SSHS Students Learn From Firsthand Oral Histories
By Arthur Gonick
SARATOGA SPRINGS – As part of a nationwide effort to commemorate the 50th anniversary of the ceasing of hostilities in Vietnam, the city of Saratoga Springs became one of the first to enroll as a commemorative partner in this effort. The roster of partners is now 100 in New York State and over 6,000 in the United States.
There will be many activities scheduled by the appointed committee in this city, which is taking its role quite seriously. But none will probably be more important and instructive than those that occurred for two days this week.
On Tuesday, Oct. 28 and Wednesday, Oct. 29 a panel of about a dozen veterans of the Vietnam war – drawn from all walks of life, all service company’s, some local, some regional and some who traveled a good distance – met with several classes of students at Saratoga Springs High School to share their experiences and pass on the history of that conflict.
“This was a great experience for the students,” said Teacher Ron Schorpp, whose War and Diplomacy class, a mix of 11th and 12th graders, were in attendance. Over the two-day program, nearly 200 students attended. “After the city became an official partner, I was very glad that Jim Hartman (a member of the local committee who was part of the panel. Jim served in USAF Intelligence and was in Vietnam in 1970) reached out to us.” He said.
“The students were attentive and asked some really interesting questions.” Schorpp said. Those questions ran the gamut: ranging from asking each what was the first thing they did when they finally came home, to the Veteran’s thoughts on how we should battle ISIS and the broader question of when and if to commit troops overseas.
With a diverse panel assembled, a variety of thoughts and experiences were to be expected. But what was striking about this presentation is how the student exhibited rapt attention – particularly noticeable because the presentation itself was fairly sparse – no multi-media and scarcely any props save some yellowing newspaper clippings. Just men sharing and students listening. And it was stunning in it’s simplicity.
Marine Dave Kissick came home to be a Principal at Lansingburgh High School. He focused on the “What if?” aspect of history, noting that service in Vietnam was “nothing like HBO” – referring to Band of Brothers which got many knowing nods from all in the assembly.
Lew Benton recalled being drafted into the Army at age 25, after having been married, and feeling grateful that he was able to serve as a medic – that thought tempered by the sobering reality that he treated about 1,000 combat wounds during his service.
25th Infantryman Don Little, now the head of the County’s VETHELP program: “I didn’t know how much military service would affect my life… once, I didn’t want anyone to even know I served. Now I’m proud.”
Roy McDonald served in the Army and later came home to a career in the state senate. “The best part of service in Vietnam: The people. All kinds were accepted – we were all family.”
The worst part: “Everything else. Romance about war is a movie – not reality… you could tell what people cared about by what they carried in their pockets – family photos, mementoes of home. I never forget every day that I have 60,000 reasons to be thankful,” referring to the number of people lost in the conflict.
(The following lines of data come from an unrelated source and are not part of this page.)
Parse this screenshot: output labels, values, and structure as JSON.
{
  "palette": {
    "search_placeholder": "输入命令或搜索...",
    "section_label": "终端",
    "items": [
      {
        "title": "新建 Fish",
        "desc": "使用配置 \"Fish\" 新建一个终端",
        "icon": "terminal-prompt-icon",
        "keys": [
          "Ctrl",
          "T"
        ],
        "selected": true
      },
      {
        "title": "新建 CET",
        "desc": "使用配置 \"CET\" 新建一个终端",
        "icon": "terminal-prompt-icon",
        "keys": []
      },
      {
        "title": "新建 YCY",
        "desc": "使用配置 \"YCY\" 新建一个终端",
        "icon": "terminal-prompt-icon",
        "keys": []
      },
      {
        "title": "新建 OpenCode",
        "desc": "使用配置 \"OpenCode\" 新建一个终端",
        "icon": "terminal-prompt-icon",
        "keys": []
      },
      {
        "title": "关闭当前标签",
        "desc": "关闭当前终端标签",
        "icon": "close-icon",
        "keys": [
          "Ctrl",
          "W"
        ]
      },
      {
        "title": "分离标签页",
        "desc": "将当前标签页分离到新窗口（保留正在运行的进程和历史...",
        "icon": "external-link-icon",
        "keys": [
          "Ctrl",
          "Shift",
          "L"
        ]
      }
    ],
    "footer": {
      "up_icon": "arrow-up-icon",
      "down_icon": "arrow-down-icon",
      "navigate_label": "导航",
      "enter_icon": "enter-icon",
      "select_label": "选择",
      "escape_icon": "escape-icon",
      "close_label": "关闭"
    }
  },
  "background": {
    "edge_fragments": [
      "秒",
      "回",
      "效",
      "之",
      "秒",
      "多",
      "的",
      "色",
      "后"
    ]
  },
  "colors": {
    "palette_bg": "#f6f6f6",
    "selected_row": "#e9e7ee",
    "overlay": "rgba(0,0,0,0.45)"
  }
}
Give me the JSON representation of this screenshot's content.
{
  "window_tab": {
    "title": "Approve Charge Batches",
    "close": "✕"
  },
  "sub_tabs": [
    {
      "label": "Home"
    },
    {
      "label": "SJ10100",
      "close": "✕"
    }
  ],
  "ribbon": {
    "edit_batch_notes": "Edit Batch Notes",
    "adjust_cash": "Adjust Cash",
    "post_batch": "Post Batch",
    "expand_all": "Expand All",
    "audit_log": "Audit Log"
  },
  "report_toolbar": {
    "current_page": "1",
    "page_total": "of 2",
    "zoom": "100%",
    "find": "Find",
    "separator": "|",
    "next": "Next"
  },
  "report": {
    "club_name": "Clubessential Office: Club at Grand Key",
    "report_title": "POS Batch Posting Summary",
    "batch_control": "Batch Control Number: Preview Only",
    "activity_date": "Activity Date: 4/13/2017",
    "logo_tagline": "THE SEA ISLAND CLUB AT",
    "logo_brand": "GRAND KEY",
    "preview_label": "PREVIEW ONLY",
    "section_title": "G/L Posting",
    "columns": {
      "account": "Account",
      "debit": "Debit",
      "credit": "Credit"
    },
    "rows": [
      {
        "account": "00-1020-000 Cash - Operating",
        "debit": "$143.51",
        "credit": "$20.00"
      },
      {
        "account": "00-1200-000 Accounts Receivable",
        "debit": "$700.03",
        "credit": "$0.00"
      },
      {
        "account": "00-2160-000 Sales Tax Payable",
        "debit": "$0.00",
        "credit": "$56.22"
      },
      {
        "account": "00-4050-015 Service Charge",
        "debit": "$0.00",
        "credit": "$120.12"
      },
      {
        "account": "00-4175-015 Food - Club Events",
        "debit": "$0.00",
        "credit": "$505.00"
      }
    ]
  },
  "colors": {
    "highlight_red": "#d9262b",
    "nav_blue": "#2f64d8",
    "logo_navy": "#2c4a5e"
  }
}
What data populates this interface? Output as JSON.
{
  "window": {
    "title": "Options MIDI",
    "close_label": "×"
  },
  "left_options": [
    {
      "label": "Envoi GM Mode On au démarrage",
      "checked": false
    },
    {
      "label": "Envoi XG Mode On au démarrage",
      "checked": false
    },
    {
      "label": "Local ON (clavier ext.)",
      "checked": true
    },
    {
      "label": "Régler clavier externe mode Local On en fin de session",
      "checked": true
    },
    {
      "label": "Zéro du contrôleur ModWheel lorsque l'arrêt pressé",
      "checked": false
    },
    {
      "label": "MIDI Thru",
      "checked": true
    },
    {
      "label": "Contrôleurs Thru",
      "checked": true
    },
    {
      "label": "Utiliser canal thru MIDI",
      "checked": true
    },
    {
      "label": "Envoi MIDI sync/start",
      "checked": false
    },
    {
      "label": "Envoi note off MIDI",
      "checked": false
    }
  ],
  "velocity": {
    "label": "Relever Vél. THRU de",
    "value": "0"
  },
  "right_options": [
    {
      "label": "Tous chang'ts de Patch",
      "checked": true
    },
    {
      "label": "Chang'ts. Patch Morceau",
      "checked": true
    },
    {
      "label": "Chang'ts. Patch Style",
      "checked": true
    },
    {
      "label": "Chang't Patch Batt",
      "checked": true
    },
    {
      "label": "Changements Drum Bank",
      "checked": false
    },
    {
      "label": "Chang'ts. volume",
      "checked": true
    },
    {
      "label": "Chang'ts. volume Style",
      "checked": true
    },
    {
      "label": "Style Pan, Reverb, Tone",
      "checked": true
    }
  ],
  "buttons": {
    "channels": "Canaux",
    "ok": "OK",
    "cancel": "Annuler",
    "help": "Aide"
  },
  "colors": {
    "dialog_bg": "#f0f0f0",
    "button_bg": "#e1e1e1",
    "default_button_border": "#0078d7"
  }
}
Other veterans expressed concepts like “survivor’s guilt” and their experiences under friendly fire.
Jim Coyne was the military “lifer” of the group. 36 years service; rising from the rank of Private to Colonel. He used his time as a teaching moment, giving students baseline facts and figures that don’t appear in movies. For instance, Vietnam, a country of 19 million people, is only 10 percent Buddhist.
The teaching was interspersed with good humor, as Coyne noted that some of his biggest wish list items in the field were “toilet paper and ice,” but never unmindful of how lucky he was to come through Vietnam alive.
This event at Saratoga Springs High School was but one of several scheduled in our city, showing it’s commitment to do the important work of being a true commemorative partner – that this will be more than sewing a patch on a jacket or a hat.
Events like today are not as showy as a parade, but serve incredibly important purposes. Chief among them is to educate and, hopefully, learn from the inhumanity of war. Specifically in the case of all our Vietnam veterans, events such as these serve to bestow honor to them for their service to our country that, in most cases, they never received.
Their long overdue welcome home is finally just beginning now. Today was one example of a promise kept that everyone should be proud to see play out.
For more information, visit vietnamwar50th.com